(Beginning of EXCERPTED DATA)
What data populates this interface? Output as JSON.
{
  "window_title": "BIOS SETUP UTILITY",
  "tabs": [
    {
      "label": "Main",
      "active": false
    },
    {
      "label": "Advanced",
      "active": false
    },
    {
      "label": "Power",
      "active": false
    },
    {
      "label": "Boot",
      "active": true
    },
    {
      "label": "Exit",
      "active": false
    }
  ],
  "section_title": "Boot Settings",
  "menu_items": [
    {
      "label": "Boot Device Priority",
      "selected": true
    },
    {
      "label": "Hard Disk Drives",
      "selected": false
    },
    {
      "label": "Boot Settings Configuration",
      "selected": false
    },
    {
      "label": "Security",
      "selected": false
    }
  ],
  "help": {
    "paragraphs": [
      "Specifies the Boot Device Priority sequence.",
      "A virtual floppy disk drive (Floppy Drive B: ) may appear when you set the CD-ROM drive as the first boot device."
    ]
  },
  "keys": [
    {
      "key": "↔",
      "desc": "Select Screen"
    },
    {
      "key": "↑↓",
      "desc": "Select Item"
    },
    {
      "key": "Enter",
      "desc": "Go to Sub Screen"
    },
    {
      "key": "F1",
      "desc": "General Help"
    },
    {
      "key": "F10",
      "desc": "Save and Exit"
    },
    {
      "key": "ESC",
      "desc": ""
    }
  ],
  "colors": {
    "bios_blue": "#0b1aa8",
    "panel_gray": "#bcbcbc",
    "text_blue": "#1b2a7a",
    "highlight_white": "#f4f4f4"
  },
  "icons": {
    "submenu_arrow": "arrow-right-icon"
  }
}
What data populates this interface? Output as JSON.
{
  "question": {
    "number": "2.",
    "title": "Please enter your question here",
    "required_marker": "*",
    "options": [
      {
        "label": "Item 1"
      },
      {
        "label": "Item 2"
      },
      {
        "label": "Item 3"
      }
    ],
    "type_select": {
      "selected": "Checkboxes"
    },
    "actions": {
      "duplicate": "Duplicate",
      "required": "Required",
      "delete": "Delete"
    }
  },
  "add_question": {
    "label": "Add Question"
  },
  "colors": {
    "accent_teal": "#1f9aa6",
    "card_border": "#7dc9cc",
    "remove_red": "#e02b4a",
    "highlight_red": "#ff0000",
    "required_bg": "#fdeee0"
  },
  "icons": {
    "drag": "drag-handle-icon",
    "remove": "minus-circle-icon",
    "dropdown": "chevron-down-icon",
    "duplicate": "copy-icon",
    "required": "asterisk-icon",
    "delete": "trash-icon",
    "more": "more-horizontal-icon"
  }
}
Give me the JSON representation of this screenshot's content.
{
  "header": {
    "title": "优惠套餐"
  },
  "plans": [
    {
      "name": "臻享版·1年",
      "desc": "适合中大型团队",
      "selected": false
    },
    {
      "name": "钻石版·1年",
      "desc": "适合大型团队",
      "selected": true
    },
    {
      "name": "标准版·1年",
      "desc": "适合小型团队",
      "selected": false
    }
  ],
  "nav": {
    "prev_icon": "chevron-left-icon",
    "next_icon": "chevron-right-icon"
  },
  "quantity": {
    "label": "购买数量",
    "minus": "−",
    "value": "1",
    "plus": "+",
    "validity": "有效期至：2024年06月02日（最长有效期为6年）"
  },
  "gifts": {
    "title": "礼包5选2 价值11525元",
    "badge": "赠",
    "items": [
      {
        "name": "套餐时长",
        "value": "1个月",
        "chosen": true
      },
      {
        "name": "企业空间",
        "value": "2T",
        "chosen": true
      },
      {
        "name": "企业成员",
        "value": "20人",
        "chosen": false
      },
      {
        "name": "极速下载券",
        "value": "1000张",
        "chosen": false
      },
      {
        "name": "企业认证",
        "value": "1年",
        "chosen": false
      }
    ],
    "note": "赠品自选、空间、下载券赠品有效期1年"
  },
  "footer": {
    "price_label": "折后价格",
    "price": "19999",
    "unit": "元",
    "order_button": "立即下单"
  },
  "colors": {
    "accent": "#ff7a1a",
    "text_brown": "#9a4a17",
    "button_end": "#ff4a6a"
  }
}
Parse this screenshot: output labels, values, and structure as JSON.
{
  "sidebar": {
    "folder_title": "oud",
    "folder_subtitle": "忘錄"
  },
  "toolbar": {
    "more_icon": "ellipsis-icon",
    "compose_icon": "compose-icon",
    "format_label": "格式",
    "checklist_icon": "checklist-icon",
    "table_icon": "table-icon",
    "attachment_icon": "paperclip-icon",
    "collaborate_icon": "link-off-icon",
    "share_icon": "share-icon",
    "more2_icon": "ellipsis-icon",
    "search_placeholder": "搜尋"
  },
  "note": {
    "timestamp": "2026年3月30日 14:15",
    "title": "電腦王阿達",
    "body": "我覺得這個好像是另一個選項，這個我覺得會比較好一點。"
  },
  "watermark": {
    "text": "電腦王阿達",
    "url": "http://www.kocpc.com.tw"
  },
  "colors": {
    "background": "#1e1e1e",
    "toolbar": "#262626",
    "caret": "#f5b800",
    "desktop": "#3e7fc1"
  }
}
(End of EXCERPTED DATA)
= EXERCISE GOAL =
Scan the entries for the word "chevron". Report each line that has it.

= YOUR RESPONSE =
    "dropdown": "chevron-down-icon",
    "prev_icon": "chevron-left-icon",
    "next_icon": "chevron-right-icon"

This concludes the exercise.